The video recording of this cruel incident is too graphic to embed on our website but the injured dog can be heard screaming in terror and pain as he is pummeled time and again until he dies. Visit animalvictory.org to sign a petition and learn more.
A beloved polar bear, taken in by the Point Defiance Zoo & Aquarium in Washington after being orphaned as a cub, has died. According to a release from the zoo, the 26-year-old bear, Blizzard, was diagnosed with liver cancer in 2021 and recently, his health took a rapid turn for the worse.
Dr. Karen Wolf, the zoo’s head veterinarian, said that the difficult decision to euthanize Blizzard was made when it was apparent that his quality of life was deteriorating. After his death, a necrospy revealed that the cancerous mass on his liver had grown to the size of a giant watermelon.
Point Defiance Zoo director Alan Varsik commented on the zoo’s tremendous loss:
“The entire Point Defiance Zoo family is devastated by the loss of this extraordinary bear. Blizzard held a special place in our hearts and touched the lives of millions of people during the two decades he was with us. He inspired people to care deeply about polar bears and to take action in their own lives to reduce their carbon footprint and help protect wild polar bears.”
Blizzard arrived at the Point Defiance Zoo in 1997, after being orphaned in Canada. The zoo explained:
“He’d been separated from his mother on the Arctic tundra and had no chance of survival.”

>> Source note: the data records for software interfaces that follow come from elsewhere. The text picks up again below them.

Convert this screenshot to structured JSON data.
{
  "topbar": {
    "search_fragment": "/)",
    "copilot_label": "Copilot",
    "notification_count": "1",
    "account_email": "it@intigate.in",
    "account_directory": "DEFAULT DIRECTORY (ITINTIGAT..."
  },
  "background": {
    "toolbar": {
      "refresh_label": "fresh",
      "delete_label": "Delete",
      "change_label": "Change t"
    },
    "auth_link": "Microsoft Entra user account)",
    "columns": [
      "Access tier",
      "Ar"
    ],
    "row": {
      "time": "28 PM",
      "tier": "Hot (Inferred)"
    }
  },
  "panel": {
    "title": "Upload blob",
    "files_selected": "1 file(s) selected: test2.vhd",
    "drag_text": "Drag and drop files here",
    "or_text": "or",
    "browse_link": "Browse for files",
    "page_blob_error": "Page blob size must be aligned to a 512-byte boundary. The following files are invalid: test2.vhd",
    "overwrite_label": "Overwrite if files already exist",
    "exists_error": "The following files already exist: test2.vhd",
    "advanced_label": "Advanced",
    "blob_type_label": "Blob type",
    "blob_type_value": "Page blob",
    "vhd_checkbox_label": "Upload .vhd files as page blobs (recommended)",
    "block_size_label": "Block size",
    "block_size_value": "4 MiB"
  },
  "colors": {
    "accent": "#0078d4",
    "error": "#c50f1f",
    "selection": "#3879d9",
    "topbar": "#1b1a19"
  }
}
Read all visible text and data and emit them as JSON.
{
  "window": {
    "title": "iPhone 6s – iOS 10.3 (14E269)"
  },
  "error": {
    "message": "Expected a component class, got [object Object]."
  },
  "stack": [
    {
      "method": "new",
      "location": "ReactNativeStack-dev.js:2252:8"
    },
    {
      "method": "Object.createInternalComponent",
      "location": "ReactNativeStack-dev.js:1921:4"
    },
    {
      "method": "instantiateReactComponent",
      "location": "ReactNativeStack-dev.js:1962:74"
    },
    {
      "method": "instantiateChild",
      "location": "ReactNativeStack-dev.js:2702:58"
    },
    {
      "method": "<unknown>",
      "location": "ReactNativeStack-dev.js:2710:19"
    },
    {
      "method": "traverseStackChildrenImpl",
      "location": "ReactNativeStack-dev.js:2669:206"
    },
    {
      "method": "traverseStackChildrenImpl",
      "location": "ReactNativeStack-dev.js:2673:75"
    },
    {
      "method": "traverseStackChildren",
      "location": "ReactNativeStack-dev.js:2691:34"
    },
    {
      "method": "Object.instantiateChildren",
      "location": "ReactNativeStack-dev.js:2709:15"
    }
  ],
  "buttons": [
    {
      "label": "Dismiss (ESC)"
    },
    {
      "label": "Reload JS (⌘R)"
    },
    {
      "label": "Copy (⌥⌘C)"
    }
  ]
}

Assistant curator Sheriden Ploof, one of Blizzard’s primary caregivers, shared thoughts about the beloved bear:
“Blizzard was feisty, smart and always eager to learn new things. He loved pouncing, playing with his big barrels, splashing in his pool, and practicing his stalking and hunting skills. He was an exceptional animal who will be deeply missed by everyone who knew him.”
At 26 years of age, Blizzard exceeded the median life expectancy for polar bears in the care of humans.